When it comes to keeping Christmas, old Eb Scrooge may have the longevity, but the Hale Center Theater in South Salt Lake does it with style and grace.

Over the past six years, the Hales (and the Swensons and Dietleins) have built their annual "A Christmas Carol" outing into a critic-proof hit.A London barrister might term any kind of review on this show "a moot point." The Hale Center Theater does such a consistently first-rate job, that even before "A Christmas Carol" opens, virtually every one of the evening performances are sold out.

If you're lucky, you might be able to procure tickets for some of the matinees (some Fridays and most Saturdays), or you could mill around in the parking lot - possibly run the risk of getting arrested for loitering - and see if there are any "no-shows," folks who have purchased tickets in advance, then don't show up.

There's a very good reason, of course, that HCT's version of the classic Dickens tale is standing room only every year.

It's the best.

Now, if I really believed I had some kind of clout, I could trash the show, maybe cause some ticket-holders to cancel their reservations, thereby freeing up some seats for those anxious people who tarried in ordering their tickets.

But I can't do that.

It's almost impossible to find fault with a show this warm and wonderful. The intimate theater-in-the-round setting draws you into the life and times of Ebenezer Scrooge and his neighbors in Cheapside, England.

When the townspeople stream in, caroling around the lamppost, you're immediately caught up in the lives of Scrooge, the Cratchits and the Fezziwigs.

We know that Scrooge, despite his pile of tarnished money, is wallowing in the dregs of poverty in his treatment of his fellow man. And the Cratchits' wealth of love and closeness belie their simple financial circumstances.

Scrooge may have ledgers full of dollar signs and figures, but we know which family is truly rich.

The show, as usual, is double-cast - except for the central role of Ebenezer Scrooge.

How Richard Wilkins does this night after night - sometimes three performances on Saturdays - boggles the mind. The role is demanding, and Wilkins never disappoints. My guess is that, over the years, Wilkins has developed into a sort of seasonal Jekyll and Hyde - a brilliant lawyer by day and Scrooge personified by night.

And it helps, of course, that he is surrounded by a cast of excellent supporting actors.

This year's production was directed by John and Tamara Adams, who have made some subtle changes in the presentation. In previous seasons, the scene in which the Spirit of Christmas Future shows Scrooge the inside of a Soho pawn shop, where a charwoman, laundress and undertaker are anxiously selling the items they've taken from Scrooge's home after his demise, has been rather dark, but the Adamses have given it a lighter edge this year.

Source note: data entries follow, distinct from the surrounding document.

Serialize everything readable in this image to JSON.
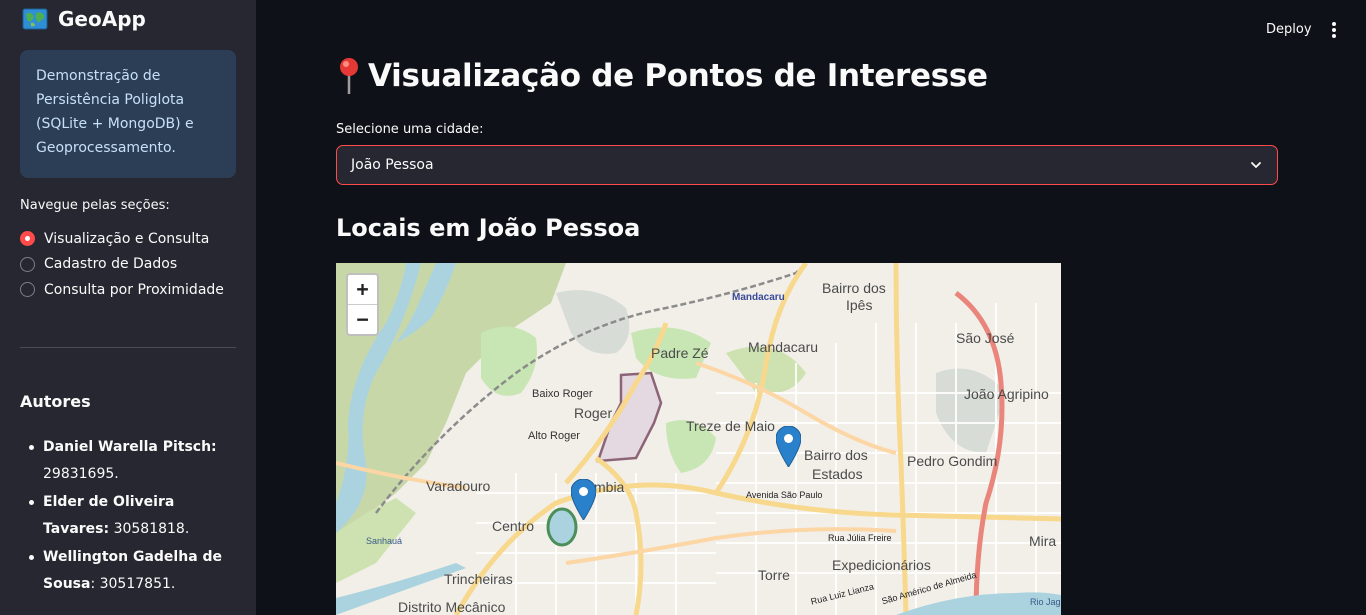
{
  "sidebar": {
    "app_title": "GeoApp",
    "info_text": "Demonstração de Persistência Poliglota (SQLite + MongoDB) e Geoprocessamento.",
    "nav_label": "Navegue pelas seções:",
    "nav_options": [
      {
        "label": "Visualização e Consulta",
        "selected": true
      },
      {
        "label": "Cadastro de Dados",
        "selected": false
      },
      {
        "label": "Consulta por Proximidade",
        "selected": false
      }
    ],
    "authors_title": "Autores",
    "authors": [
      {
        "name": "Daniel Warella Pitsch:",
        "id": "29831695."
      },
      {
        "name": "Elder de Oliveira Tavares:",
        "id": "30581818."
      },
      {
        "name": "Wellington Gadelha de Sousa",
        "id": ": 30517851."
      }
    ]
  },
  "header": {
    "deploy_label": "Deploy"
  },
  "main": {
    "title": "Visualização de Pontos de Interesse",
    "select_label": "Selecione uma cidade:",
    "select_value": "João Pessoa",
    "section_title": "Locais em João Pessoa"
  },
  "map": {
    "zoom_in": "+",
    "zoom_out": "−",
    "labels": {
      "mandacaru_blue": "Mandacaru",
      "bairro_ipes_1": "Bairro dos",
      "bairro_ipes_2": "Ipês",
      "sao_jose": "São José",
      "padre_ze": "Padre Zé",
      "mandacaru": "Mandacaru",
      "joao_agripino": "João Agripino",
      "baixo_roger": "Baixo Roger",
      "roger": "Roger",
      "treze_de_maio": "Treze de Maio",
      "alto_roger": "Alto Roger",
      "bairro_estados_1": "Bairro dos",
      "bairro_estados_2": "Estados",
      "pedro_gondim": "Pedro Gondim",
      "varadouro": "Varadouro",
      "tambia": "mbia",
      "avenida_sao_paulo": "Avenida São Paulo",
      "centro": "Centro",
      "sanhaua": "Sanhauá",
      "rua_julia_freire": "Rua Júlia Freire",
      "mira": "Mira",
      "expedicionarios": "Expedicionários",
      "trincheiras": "Trincheiras",
      "torre": "Torre",
      "distrito_mecanico": "Distrito Mecânico",
      "rua_luiz_lianza": "Rua Luiz Lianza",
      "sao_americo": "São Américo de Almeida",
      "rio_jag": "Rio Jag"
    }
  },
  "colors": {
    "accent": "#ff4b4b",
    "sidebar_bg": "#262730",
    "main_bg": "#0e1117",
    "info_bg": "#2c3e56",
    "marker": "#2a81cb"
  }
}
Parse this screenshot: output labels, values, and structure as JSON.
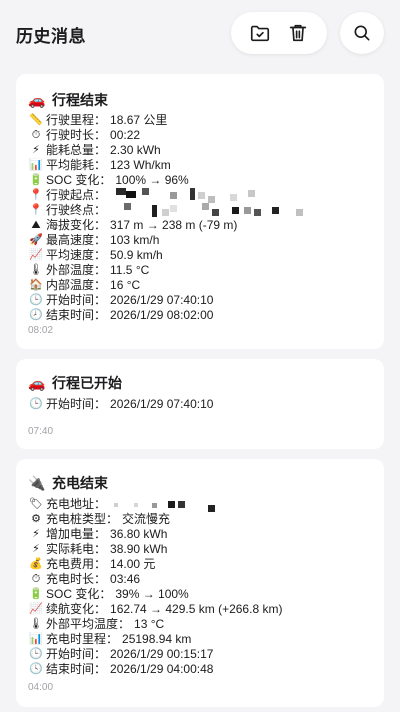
{
  "header": {
    "title": "历史消息"
  },
  "toolbar": {
    "export_icon": "folder-check-icon",
    "delete_icon": "trash-icon",
    "search_icon": "search-icon"
  },
  "cards": [
    {
      "icon": "🚗",
      "title": "行程结束",
      "rows": [
        {
          "icon": "📏",
          "label": "行驶里程：",
          "value": "18.67 公里"
        },
        {
          "icon": "⏱",
          "label": "行驶时长：",
          "value": "00:22"
        },
        {
          "icon": "⚡",
          "label": "能耗总量：",
          "value": "2.30 kWh"
        },
        {
          "icon": "📊",
          "label": "平均能耗：",
          "value": "123 Wh/km"
        },
        {
          "icon": "🔋",
          "label": "SOC 变化：",
          "value": "100% → 96%"
        },
        {
          "icon": "📍",
          "label": "行驶起点：",
          "value": ""
        },
        {
          "icon": "📍",
          "label": "行驶终点：",
          "value": ""
        },
        {
          "icon": "⛰",
          "label": "海拔变化：",
          "value": "317 m → 238 m (-79 m)"
        },
        {
          "icon": "🚀",
          "label": "最高速度：",
          "value": "103 km/h"
        },
        {
          "icon": "📈",
          "label": "平均速度：",
          "value": "50.9 km/h"
        },
        {
          "icon": "🌡",
          "label": "外部温度：",
          "value": "11.5 °C"
        },
        {
          "icon": "🏠",
          "label": "内部温度：",
          "value": "16 °C"
        },
        {
          "icon": "🕒",
          "label": "开始时间：",
          "value": "2026/1/29 07:40:10"
        },
        {
          "icon": "🕗",
          "label": "结束时间：",
          "value": "2026/1/29 08:02:00"
        }
      ],
      "time": "08:02"
    },
    {
      "icon": "🚗",
      "title": "行程已开始",
      "rows": [
        {
          "icon": "🕒",
          "label": "开始时间：",
          "value": "2026/1/29 07:40:10"
        }
      ],
      "time": "07:40"
    },
    {
      "icon": "🔌",
      "title": "充电结束",
      "rows": [
        {
          "icon": "🏷",
          "label": "充电地址：",
          "value": ""
        },
        {
          "icon": "⚙",
          "label": "充电桩类型：",
          "value": "交流慢充"
        },
        {
          "icon": "⚡",
          "label": "增加电量：",
          "value": "36.80 kWh"
        },
        {
          "icon": "⚡",
          "label": "实际耗电：",
          "value": "38.90 kWh"
        },
        {
          "icon": "💰",
          "label": "充电费用：",
          "value": "14.00 元"
        },
        {
          "icon": "⏱",
          "label": "充电时长：",
          "value": "03:46"
        },
        {
          "icon": "🔋",
          "label": "SOC 变化：",
          "value": "39% → 100%"
        },
        {
          "icon": "📈",
          "label": "续航变化：",
          "value": "162.74 → 429.5 km (+266.8 km)"
        },
        {
          "icon": "🌡",
          "label": "外部平均温度：",
          "value": "13 °C"
        },
        {
          "icon": "📊",
          "label": "充电时里程：",
          "value": "25198.94 km"
        },
        {
          "icon": "🕒",
          "label": "开始时间：",
          "value": "2026/1/29 00:15:17"
        },
        {
          "icon": "🕓",
          "label": "结束时间：",
          "value": "2026/1/29 04:00:48"
        }
      ],
      "time": "04:00"
    }
  ]
}
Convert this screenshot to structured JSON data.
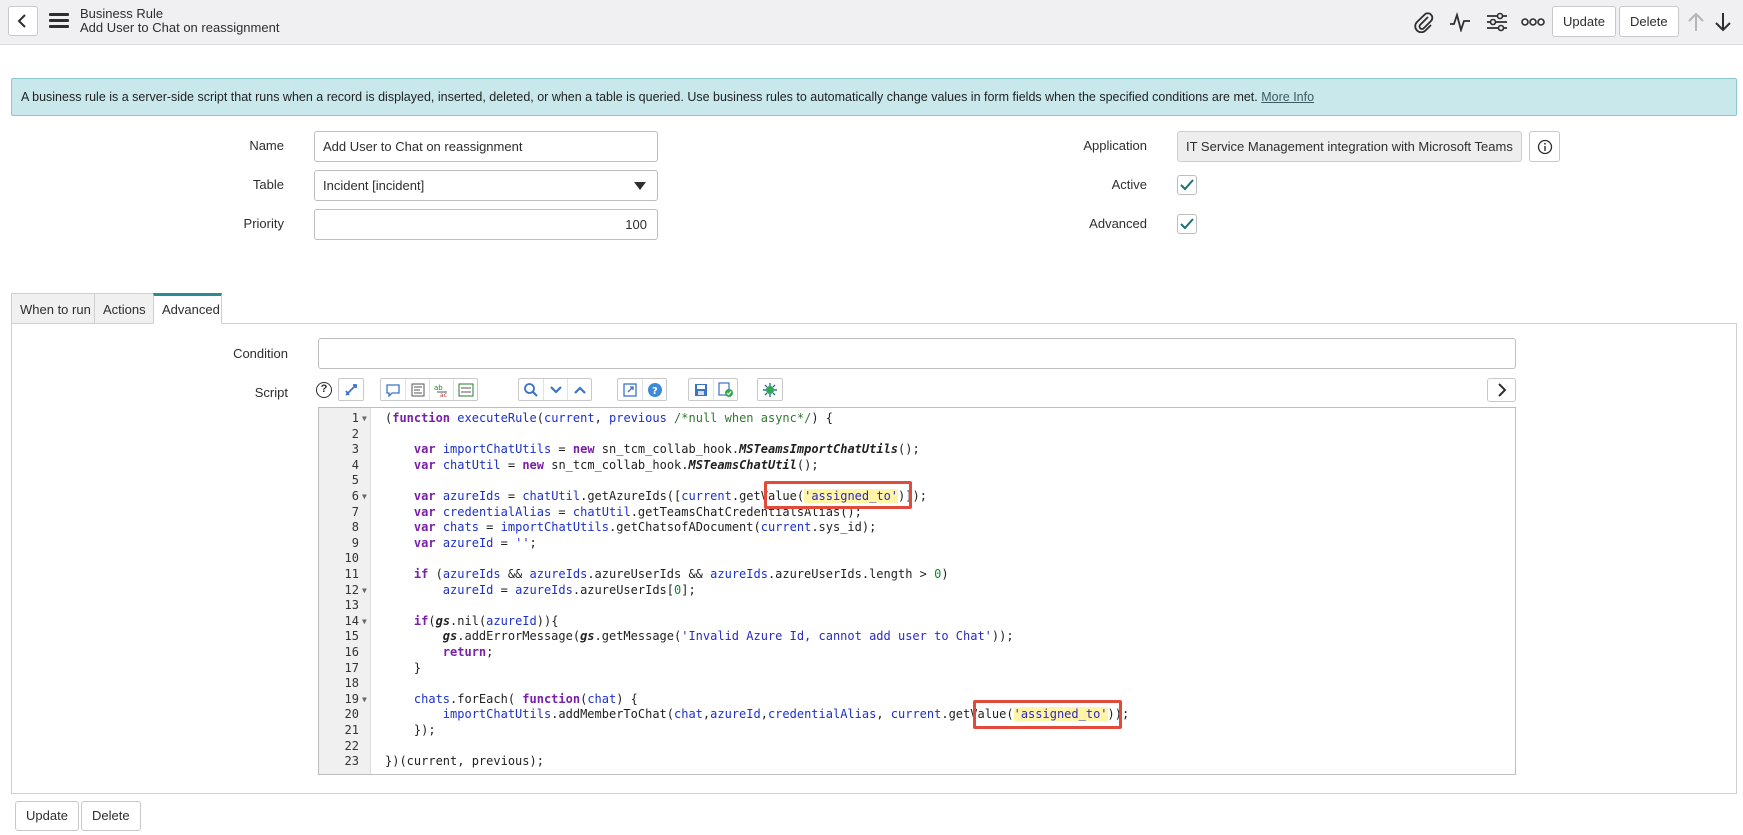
{
  "header": {
    "title": "Business Rule",
    "subtitle": "Add User to Chat on reassignment",
    "icons": [
      "paperclip-icon",
      "activity-icon",
      "sliders-icon",
      "more-icon"
    ],
    "update_label": "Update",
    "delete_label": "Delete"
  },
  "banner": {
    "text": "A business rule is a server-side script that runs when a record is displayed, inserted, deleted, or when a table is queried. Use business rules to automatically change values in form fields when the specified conditions are met.",
    "link": "More Info"
  },
  "form": {
    "name_label": "Name",
    "name_value": "Add User to Chat on reassignment",
    "table_label": "Table",
    "table_value": "Incident [incident]",
    "priority_label": "Priority",
    "priority_value": "100",
    "application_label": "Application",
    "application_value": "IT Service Management integration with Microsoft Teams",
    "active_label": "Active",
    "active_checked": true,
    "advanced_label": "Advanced",
    "advanced_checked": true
  },
  "tabs": [
    {
      "label": "When to run",
      "active": false
    },
    {
      "label": "Actions",
      "active": false
    },
    {
      "label": "Advanced",
      "active": true
    }
  ],
  "advanced": {
    "condition_label": "Condition",
    "condition_value": "",
    "script_label": "Script"
  },
  "script_lines": [
    "(function executeRule(current, previous /*null when async*/) {",
    "",
    "    var importChatUtils = new sn_tcm_collab_hook.MSTeamsImportChatUtils();",
    "    var chatUtil = new sn_tcm_collab_hook.MSTeamsChatUtil();",
    "",
    "    var azureIds = chatUtil.getAzureIds([current.getValue('assigned_to')]);",
    "    var credentialAlias = chatUtil.getTeamsChatCredentialsAlias();",
    "    var chats = importChatUtils.getChatsofADocument(current.sys_id);",
    "    var azureId = '';",
    "",
    "    if (azureIds && azureIds.azureUserIds && azureIds.azureUserIds.length > 0)",
    "        azureId = azureIds.azureUserIds[0];",
    "",
    "    if(gs.nil(azureId)){",
    "        gs.addErrorMessage(gs.getMessage('Invalid Azure Id, cannot add user to Chat'));",
    "        return;",
    "    }",
    "",
    "    chats.forEach( function(chat) {",
    "        importChatUtils.addMemberToChat(chat,azureId,credentialAlias, current.getValue('assigned_to'));",
    "    });",
    "",
    "})(current, previous);"
  ],
  "footer": {
    "update_label": "Update",
    "delete_label": "Delete"
  }
}
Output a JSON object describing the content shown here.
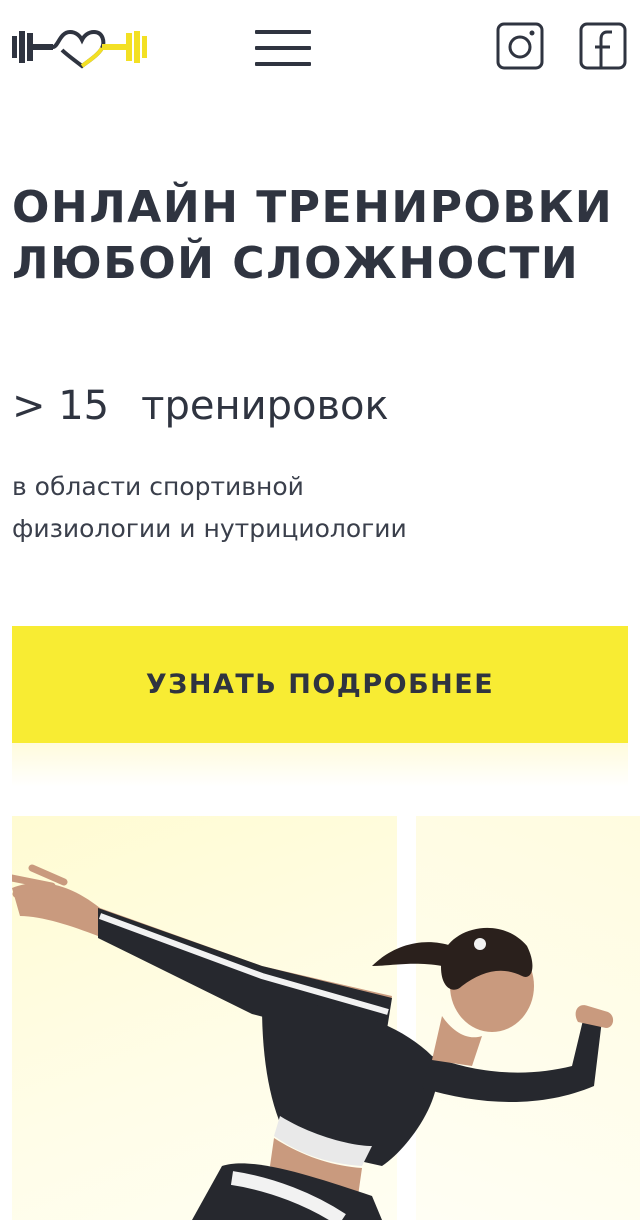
{
  "header": {
    "logo_icon": "dumbbell-heart-logo",
    "menu_icon": "hamburger-menu-icon",
    "social": [
      {
        "icon": "instagram-icon"
      },
      {
        "icon": "facebook-icon"
      }
    ]
  },
  "hero": {
    "title_line1": "ОНЛАЙН ТРЕНИРОВКИ",
    "title_line2": "ЛЮБОЙ СЛОЖНОСТИ",
    "stat_number": "> 15",
    "stat_label": "тренировок",
    "desc_line1": "в области спортивной",
    "desc_line2": "физиологии и нутрициологии",
    "cta_label": "УЗНАТЬ ПОДРОБНЕЕ"
  },
  "colors": {
    "accent": "#f8ec33",
    "text": "#2f3440",
    "photo_bg": "#fffbd8"
  }
}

Bob Bedore, fight choreographer for the show (who also appears as Young Scrooge in half of the performances), has staged the fisticuff scene between Young Scrooge and his friend Dick Wilkins with more of a rough-and-tumble frolic approach than a serious fight.

On opening night, there was one minor lighting snafu when the house lights came up and lit the entire theater, instead of focusing on the action.

The costumes, scenery and other technical aspects of the production are all top-notch.

About the only thing the Hale Center Theater could do to improve on this annual SRO production would be to knock out another wall and add more seats, or extend the run - like opening it about mid-July instead of November.